Organizational behavior is an applied behavioral science that is built on contributions from a number of behavioral disciplines. The predominant areas are psychology, sociology, social psychology, anthropology, and political science. Psychology’s contributions have been mainly at the individual or micro level of analysis, while the other four disciplines have contributed to our understanding of macro concepts such as group processes and organization.
Psychology is the science that seeks to measure, explain, and sometimes change the behavior of humans and other animals. Psychologists concern themselves with studying and attempting to understand individual behavior. Those who have contributed and continue to add to the knowledge of OB are learning theorists, personality theorists, counseling psychologists, and, most important, industrial and organizational psychologists.
Early, industrial/organizational psychologists concerned themselves with the problems of fatigue, boredom, and other factors relevant to working conditions that could impede efficient work performance. More recently, their contributions have been expanded to include learning, perception, personality, emotions, training, leadership effectiveness, needs and motivational forces, job satisfaction, decision-making processes, performance appraisals, attitude measurement, employee selection techniques, work design, and job stress.
While psychology focuses on the individual, sociology studies people in relation to their fellow human beings. Specifically, sociologists have made their greatest contribution to OB through their study of group behavior in organizations, particularly formal and complex organizations. Some of the areas within OB that have received valuable input from sociologists are group dynamics, design of work teams, organizational culture, formal organization theory and structure, organizational technology, communications, power, and conflict.
Social psychology blends concepts from both psychology and sociology. It focuses on the influence of the people on one another.
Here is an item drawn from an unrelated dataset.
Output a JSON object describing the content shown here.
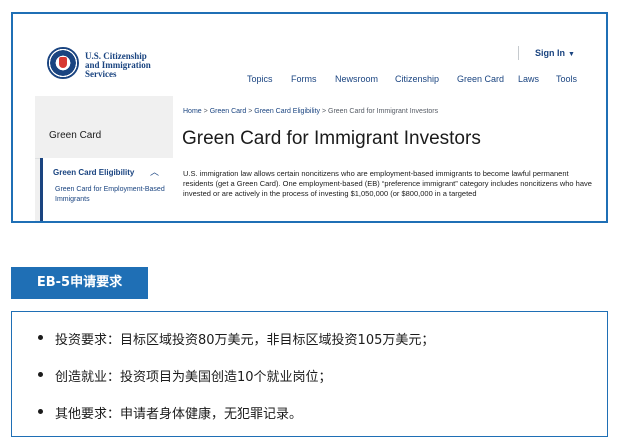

One of the major areas under considerable investigation by social psychologists has been change—- how to implement it and how to reduce barriers to its acceptance. In addition, we find social psychologists making significant contributions in the areas of measuring , understanding, and changing attitudes; communication patterns; building trust; the way in which group activities can satisfy individual needs; and group decision-making process.
Anthropology is the study of societies to learn about human beings and their activities. For instance, anthropologists’ work on cultures and environments has helped us understand differences in fundamental values, attitudes, and behavior between people in different countries and within different organizations. Much of our current understanding of organizational culture, organizational environments, and differences between national cultures is the result of the work of anthropologists or those using their methods.
Although frequently overlooked, the contributions of political scientists are significantly to the understanding of behavior in organizations. Political science studies the behavior of individuals and groups within a political environment. Specific topics of concern here include the structuring of conflict, allocation of power, and how people manipulate power for individual self-interest.